What to do if you receive income from two sources?

Taxpayers who receive income from more than one source of employment are reminded that the employees tax (PAYE) deducted by the respective employers may not be enough to cover their final tax liability on assessment. The reason for this is the manner in which a taxpayers tax liability is calculated on assessment. The South African tax system is based on the principle of adding together all sources of income of a taxpayer into a single sum, and applying a progressive tax rate table to determine the final tax liability of the taxpayer on assessment. A progressive tax rate system means that the more income is earned, the higher is the marginal tax rate and more tax is paid on assessment.

Guidelines for SARS Third Party Appointments (AA88)

What is it? The Commissioner for the South African Revenue Service (SARS) has the power to appoint any person (referred to as an agent) to pay any outstanding tax, which is due by a taxpayer, out of any money that is held on behalf of the taxpayer. More information: If a taxpayer has outstanding tax debts (this includes penalties), the Tax Administration Act empowers the Commissioner for the South African Revenue Service (SARS) to appoint a third party to recover money held by third parties on behalf of the taxpayer, or owed by the third party to the taxpayer. Third parties could be an employer or a bank, etc.

Avoid future headaches: raising all grounds of objection is critical in SARS tax disputes
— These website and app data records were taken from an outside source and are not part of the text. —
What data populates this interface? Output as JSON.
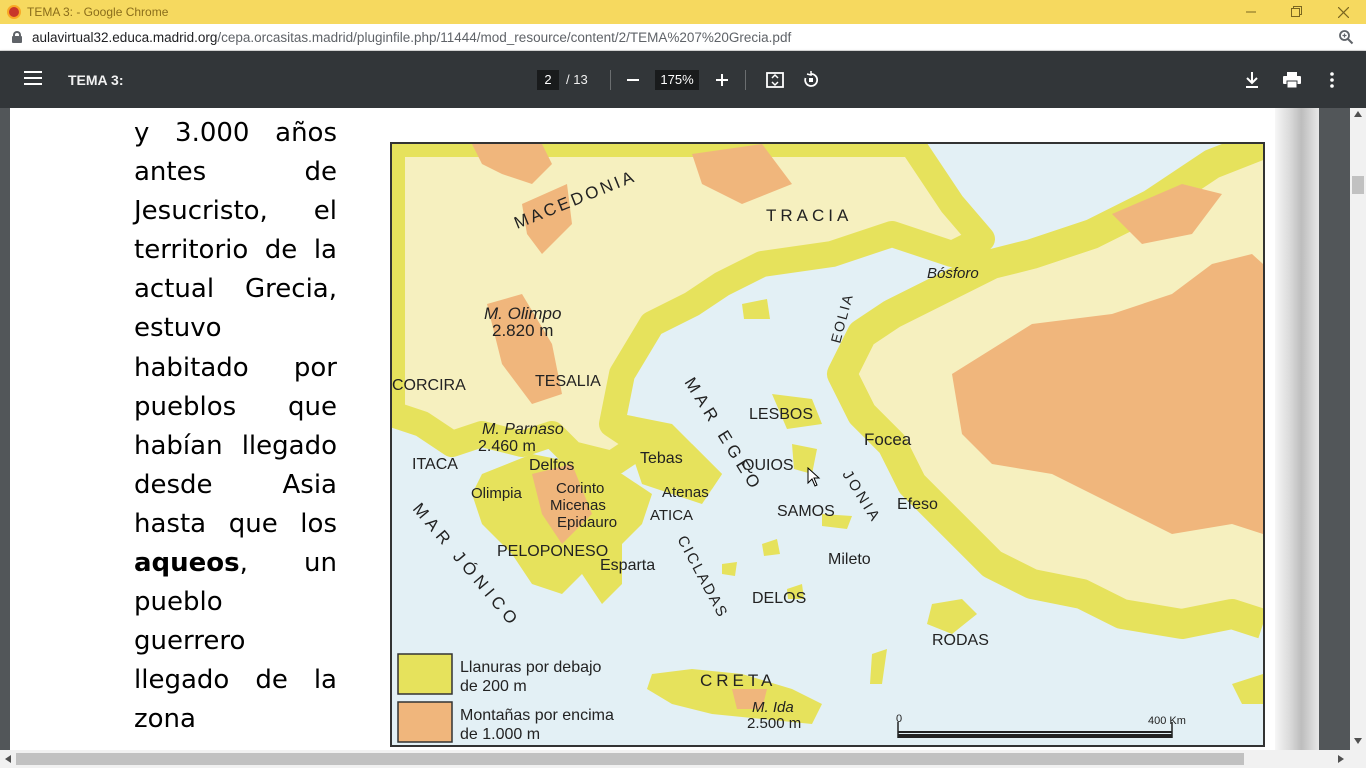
{
  "window": {
    "title": "TEMA 3: - Google Chrome",
    "controls": [
      "minimize",
      "restore",
      "close"
    ]
  },
  "address_bar": {
    "host": "aulavirtual32.educa.madrid.org",
    "path": "/cepa.orcasitas.madrid/pluginfile.php/11444/mod_resource/content/2/TEMA%207%20Grecia.pdf"
  },
  "pdf_toolbar": {
    "doc_title": "TEMA 3:",
    "current_page": "2",
    "total_pages": "/ 13",
    "zoom": "175%",
    "icons": [
      "menu-icon",
      "zoom-out-icon",
      "zoom-in-icon",
      "fit-page-icon",
      "rotate-icon",
      "download-icon",
      "print-icon",
      "more-icon"
    ]
  },
  "text_lines": [
    "y 3.000 años",
    "antes de",
    "Jesucristo, el",
    "territorio de la",
    "actual Grecia,",
    "estuvo",
    "habitado por",
    "pueblos que",
    "habían llegado",
    "desde Asia",
    "hasta que los",
    "un",
    "pueblo",
    "guerrero",
    "llegado de la",
    "zona"
  ],
  "text_bold_word": "aqueos",
  "text_bold_trailing": ",",
  "map": {
    "colors": {
      "sea": "#e3f0f5",
      "plain": "#e6e25c",
      "mid": "#f6f0bf",
      "mountain": "#f0b67c"
    },
    "labels": {
      "macedonia": "MACEDONIA",
      "tracia": "TRACIA",
      "bosforo": "Bósforo",
      "olimpo": "M. Olimpo",
      "olimpo_h": "2.820 m",
      "corcira": "CORCIRA",
      "tesalia": "TESALIA",
      "mar_egeo": "MAR EGEO",
      "eolia": "EOLIA",
      "lesbos": "LESBOS",
      "focea": "Focea",
      "parnaso": "M. Parnaso",
      "parnaso_h": "2.460 m",
      "itaca": "ITACA",
      "delfos1": "Delfos",
      "tebas": "Tebas",
      "quios": "QUIOS",
      "olimpia": "Olimpia",
      "corinto": "Corinto",
      "micenas": "Micenas",
      "atenas": "Atenas",
      "epidauro": "Epidauro",
      "atica": "ATICA",
      "samos": "SAMOS",
      "jonia": "JONIA",
      "efeso": "Efeso",
      "mar_jonico": "MAR JÓNICO",
      "peloponeso": "PELOPONESO",
      "esparta": "Esparta",
      "ciclades": "CICLADAS",
      "delos": "DELOS",
      "mileto": "Mileto",
      "rodas": "RODAS",
      "creta": "CRETA",
      "ida": "M. Ida",
      "ida_h": "2.500 m",
      "scale_0": "0",
      "scale_400": "400 Km"
    },
    "legend": [
      {
        "line1": "Llanuras por debajo",
        "line2": "de 200 m",
        "color": "#e6e25c"
      },
      {
        "line1": "Montañas por encima",
        "line2": "de 1.000 m",
        "color": "#f0b67c"
      }
    ]
  }
}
In recent years, SARS has become increasingly litigious, resulting in disputes often ending up in the Tax Court or the High Court. Such a dispute will generally arise when a taxpayer disagrees with an assessment raised by SARS. An aspect of the dispute process that can have dire consequences if overlooked is that a taxpayer must canvas all relevant grounds of objection from the outset, as these form the basis of any future litigation. A case in point isCommissioner for the South African Revenue Service v Airports Company for South Africa.In this case, SARS raised an additional assessment for the taxpayers 2011 year of assessment, disallowing deductions of Corporate Social Investment (CSI) expenditure and allowances in terms of section 13quinand 12F of the Income Tax Act,1962 (the ITA). The taxpayer only objected to the disallowance of the CSI expenditure. No objection was lodged to section 13quin and section 12F allowances Read More …

SCA rules on the imposition of USP where a taxpayer relied on an opinion
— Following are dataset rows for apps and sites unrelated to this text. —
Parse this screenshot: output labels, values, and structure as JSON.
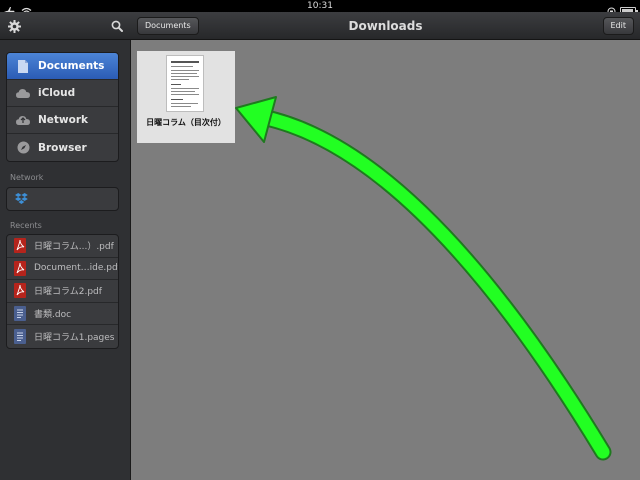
{
  "status_bar": {
    "time": "10:31"
  },
  "sidebar": {
    "nav_items": [
      {
        "label": "Documents",
        "icon": "document-icon",
        "active": true
      },
      {
        "label": "iCloud",
        "icon": "cloud-icon",
        "active": false
      },
      {
        "label": "Network",
        "icon": "network-icon",
        "active": false
      },
      {
        "label": "Browser",
        "icon": "compass-icon",
        "active": false
      }
    ],
    "network_label": "Network",
    "network_service_icon": "dropbox-icon",
    "recents_label": "Recents",
    "recents": [
      {
        "name": "日曜コラム...）.pdf",
        "icon": "pdf-icon"
      },
      {
        "name": "Document…ide.pdf",
        "icon": "pdf-icon"
      },
      {
        "name": "日曜コラム2.pdf",
        "icon": "pdf-icon"
      },
      {
        "name": "書類.doc",
        "icon": "doc-icon"
      },
      {
        "name": "日曜コラム1.pages",
        "icon": "doc-icon"
      }
    ]
  },
  "main": {
    "back_button": "Documents",
    "title": "Downloads",
    "edit_button": "Edit",
    "files": [
      {
        "name": "日曜コラム（目次付）"
      }
    ]
  },
  "colors": {
    "accent": "#2b5cb5",
    "annotation_arrow": "#22ff22",
    "sidebar_bg": "#2f3033",
    "content_bg": "#7d7d7d"
  }
}
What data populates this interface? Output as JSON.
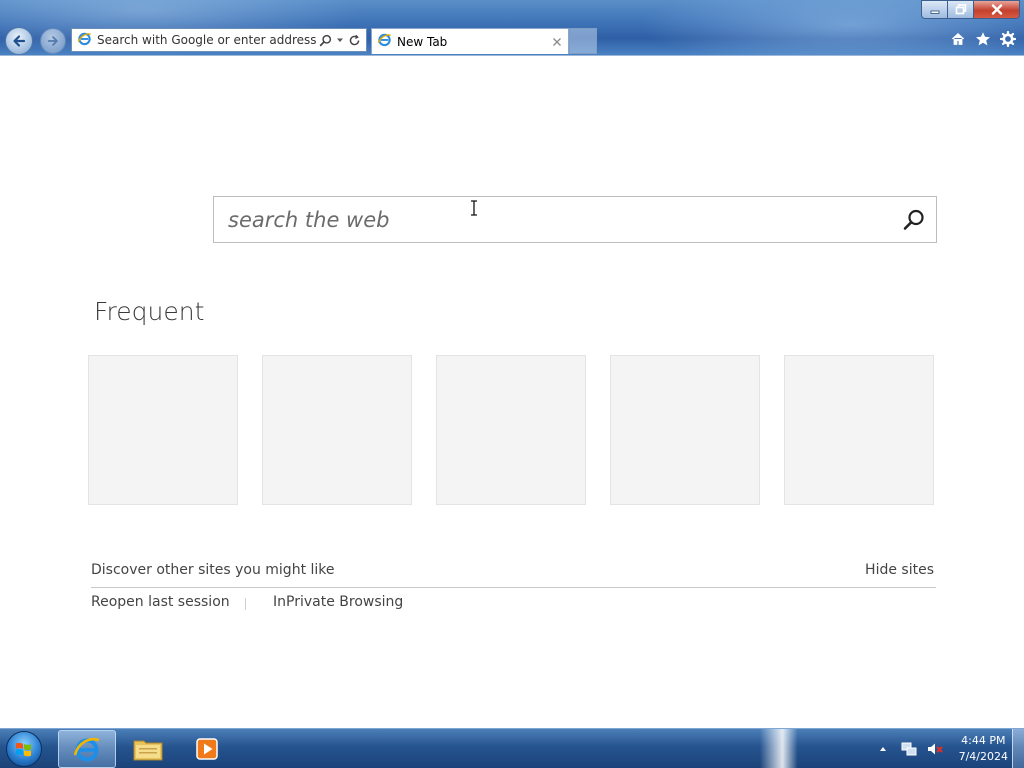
{
  "browser": {
    "address_placeholder": "Search with Google or enter address",
    "tab_title": "New Tab",
    "icons": {
      "back": "back-arrow-icon",
      "forward": "forward-arrow-icon",
      "page": "ie-page-icon",
      "search": "magnifier-icon",
      "dropdown": "chevron-down-icon",
      "refresh": "refresh-icon",
      "close_tab": "close-icon",
      "home": "home-icon",
      "favorites": "star-icon",
      "tools": "gear-icon"
    },
    "window_buttons": {
      "minimize": "minimize-icon",
      "restore": "restore-icon",
      "close": "close-icon"
    }
  },
  "newtab": {
    "search_placeholder": "search the web",
    "frequent_title": "Frequent",
    "tile_count": 5,
    "discover_label": "Discover other sites you might like",
    "hide_sites_label": "Hide sites",
    "reopen_label": "Reopen last session",
    "inprivate_label": "InPrivate Browsing"
  },
  "taskbar": {
    "pinned": [
      "internet-explorer",
      "file-explorer",
      "media-player"
    ],
    "clock_time": "4:44 PM",
    "clock_date": "7/4/2024",
    "tray_icons": [
      "show-hidden-icons-arrow",
      "network-icon",
      "volume-muted-icon"
    ]
  },
  "colors": {
    "chrome_blue": "#3f74b8",
    "tile_bg": "#f4f4f4",
    "taskbar_blue": "#26548f",
    "close_red": "#c4402d"
  }
}
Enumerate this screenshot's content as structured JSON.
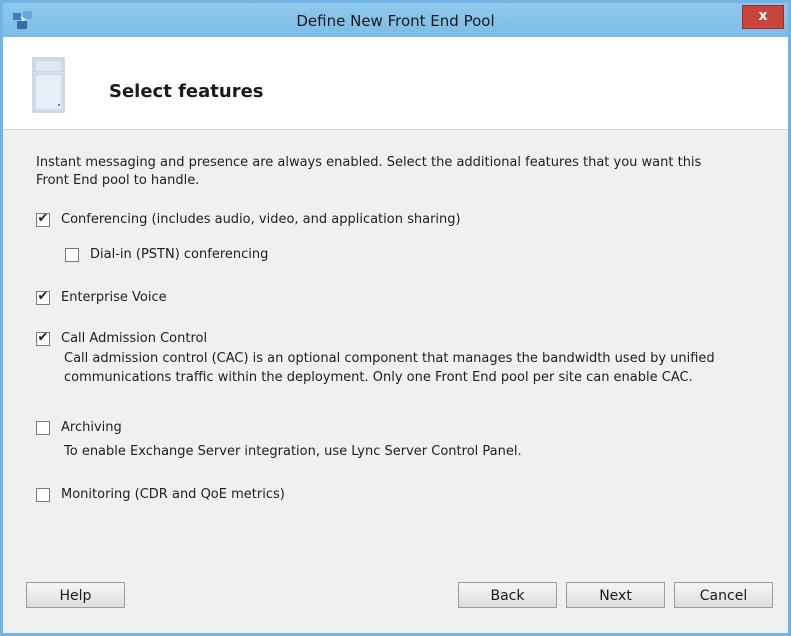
{
  "window": {
    "title": "Define New Front End Pool",
    "app_icon": "lync-setup-icon",
    "close_label": "x",
    "accent_color": "#7cbce6"
  },
  "header": {
    "icon": "server-icon",
    "title": "Select features"
  },
  "intro": {
    "line1": "Instant messaging and presence are always enabled.  Select the additional features that you want this",
    "line2": "Front End pool to handle."
  },
  "options": [
    {
      "label": "Conferencing (includes audio, video, and application sharing)",
      "checked": true
    },
    {
      "label": "Dial-in (PSTN) conferencing",
      "checked": false
    },
    {
      "label": "Enterprise Voice",
      "checked": true
    },
    {
      "label": "Call Admission Control",
      "checked": true,
      "desc1": "Call admission control (CAC) is an optional component that manages the bandwidth used by unified",
      "desc2": "communications traffic within the deployment. Only one Front End pool per site can enable CAC."
    },
    {
      "label": "Archiving",
      "checked": false,
      "desc1": "To enable Exchange Server integration, use Lync Server Control Panel."
    },
    {
      "label": "Monitoring (CDR and QoE metrics)",
      "checked": false
    }
  ],
  "check_glyph": "✔",
  "buttons": {
    "help": "Help",
    "back": "Back",
    "next": "Next",
    "cancel": "Cancel"
  }
}
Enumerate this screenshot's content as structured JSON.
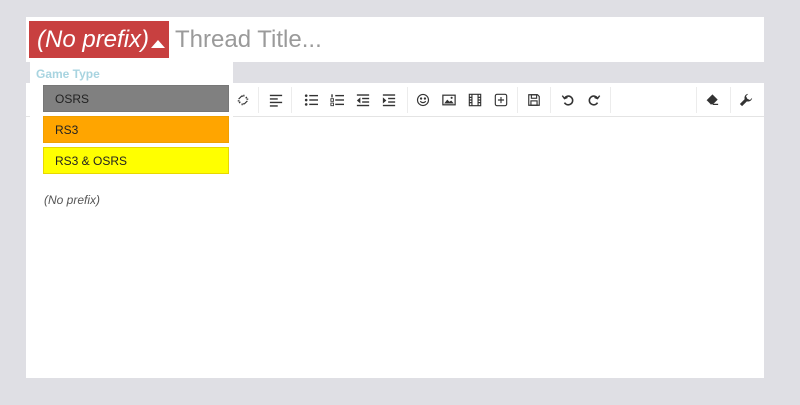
{
  "title_bar": {
    "prefix_label": "(No prefix)",
    "title_placeholder": "Thread Title..."
  },
  "prefix_dropdown": {
    "group_header": "Game Type",
    "options": [
      {
        "label": "OSRS",
        "color": "#808080"
      },
      {
        "label": "RS3",
        "color": "#FFA500"
      },
      {
        "label": "RS3 & OSRS",
        "color": "#FFFF00"
      }
    ]
  },
  "editor": {
    "toolbar_icons": [
      "unlink-icon",
      "align-left-icon",
      "bullet-list-icon",
      "numbered-list-icon",
      "outdent-icon",
      "indent-icon",
      "smiley-icon",
      "image-icon",
      "media-icon",
      "insert-icon",
      "save-draft-icon",
      "undo-icon",
      "redo-icon",
      "eraser-icon",
      "wrench-icon"
    ],
    "content_preview": "(No prefix)"
  },
  "colors": {
    "prefix_bg": "#C84040",
    "page_bg": "#DFDFE4"
  }
}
The South African Revenue Service (SARS) may impose penalties on taxpayers who make errors in their tax returns, but relief is available under certain circumstances. Understatement penalties (USPs) are levied in terms of section 222(1) of the Tax Administration Act, 2011 (TAA) and provide that in the event of an understatement by a taxpayer, the taxpayer must, in addition to the tax payable, pay a USP, unless it is the consequence of a bona fideinadvertent error. A provision in theTAAfurther states that SARS must remit a penalty imposed for a substantial understatement if it is satisfied that: the taxpayer was in possession of an opinion by an independent registered tax practitioner that was issued by no later than the date the relevant return was due; the opinion was based upon full disclosure of the specific facts and circumstances of the arrangement; and the opinion confirmed that the taxpayers position is Read More …
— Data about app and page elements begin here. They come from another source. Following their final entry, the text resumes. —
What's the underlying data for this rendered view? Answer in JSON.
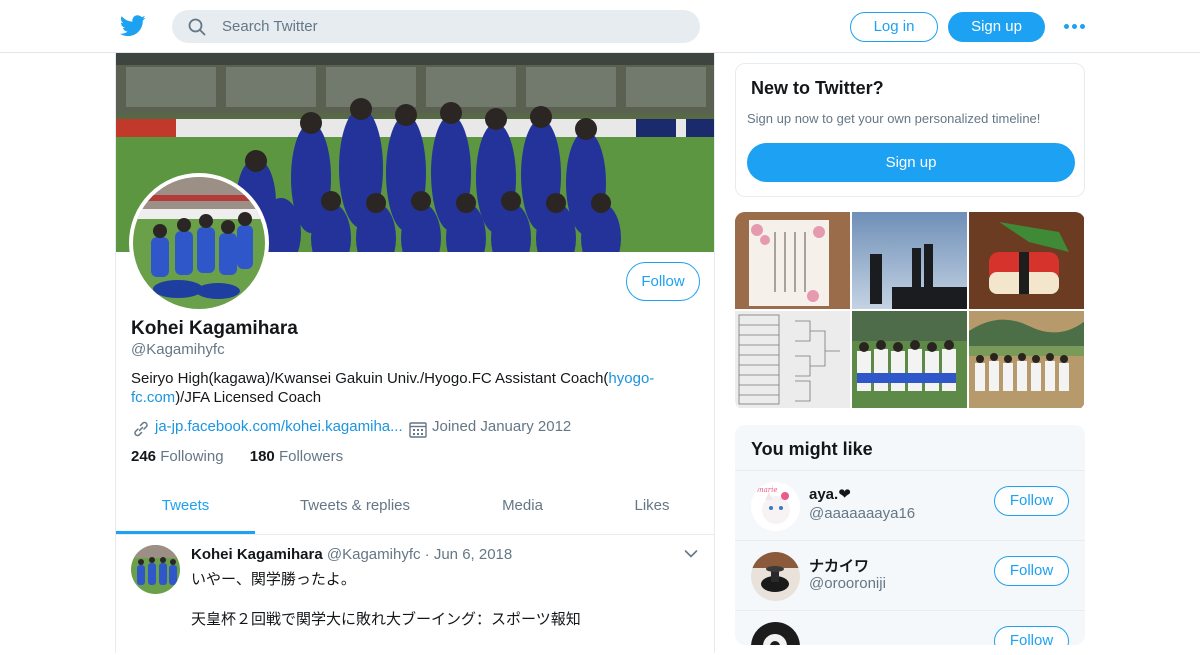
{
  "header": {
    "search_placeholder": "Search Twitter",
    "login_label": "Log in",
    "signup_label": "Sign up",
    "brand_color": "#1da1f2"
  },
  "profile": {
    "name": "Kohei Kagamihara",
    "handle": "@Kagamihyfc",
    "follow_label": "Follow",
    "bio_before": "Seiryo High(kagawa)/Kwansei Gakuin Univ./Hyogo.FC Assistant Coach(",
    "bio_link": "hyogo-fc.com",
    "bio_after": ")/JFA Licensed Coach",
    "website": "ja-jp.facebook.com/kohei.kagamiha...",
    "joined": "Joined January 2012",
    "following_count": "246",
    "following_label": "Following",
    "followers_count": "180",
    "followers_label": "Followers"
  },
  "tabs": [
    {
      "label": "Tweets",
      "active": true
    },
    {
      "label": "Tweets & replies",
      "active": false
    },
    {
      "label": "Media",
      "active": false
    },
    {
      "label": "Likes",
      "active": false
    }
  ],
  "tweet": {
    "author": "Kohei Kagamihara",
    "handle": "@Kagamihyfc",
    "separator": "·",
    "date": "Jun 6, 2018",
    "line1": "いやー、関学勝ったよ。",
    "line2": "天皇杯２回戦で関学大に敗れ大ブーイング：スポーツ報知"
  },
  "signup_card": {
    "title": "New to Twitter?",
    "subtitle": "Sign up now to get your own personalized timeline!",
    "button": "Sign up"
  },
  "you_might_like": {
    "title": "You might like",
    "users": [
      {
        "name": "aya.❤",
        "handle": "@aaaaaaaya16",
        "follow_label": "Follow"
      },
      {
        "name": "ナカイワ",
        "handle": "@orooroniji",
        "follow_label": "Follow"
      }
    ]
  }
}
Another reminder that SARS bears the onus of proving understatement penalties

In the matter ofLance Dickson Construction CC v Commissioner for the South African Revenue Service, the High Court set aside the order of the Tax Court in favour of the South African Revenue Service (SARS) and upheld an appeal by Lance Dickson Construction CC (Taxpayer) with costs. The Taxpayer, in its tax return for the 2017 year of assessment, did not declare any proceeds from the disposal of certain property to a related entity, Kwali Mark Construction CC (KMC), as it believed and as stated in the agreement of sale between the Taxpayer and KMC, that capital gains tax (CGT) would be paid by the Taxpayer when the property was on-sold by KMC to an unrelated third-party and the relevant proceeds were received by the Taxpayer. Because these conditions were not fulfilled in the 2017 year of assessment, the Taxpayer did not declare proceeds on the disposal of the property Read More …

Time bars taxpayers from correcting readily apparent undisputed errors

There are provisions within the Tax Administration Act, 2011 (the TAA) that allow taxpayers to request assessment corrections without having to rely on the often protracted dispute resolution procedures provided for in the TAA, read together with the Tax Court Rules. In particular, section 93 of the TAA deals with Reduced Assessments and provides (with our emphasis) as follows: (1)SARS may make a reduced assessment if (a) the taxpayer successfully disputed the assessment under Chapter 9; (b) necessary to give effect to a settlement under Part F of Chapter 9; (c) necessary to give effect to a judgment pursuant to an appeal under Part E of Chapter 9 and there is no right of further appeal; (d)SARS is satisfied that there is a readily apparent undisputed error in the assessment by (i) SARS; or (ii)the taxpayer in a return; (e) a senior SARS official is satisfied that an assessment was Read More …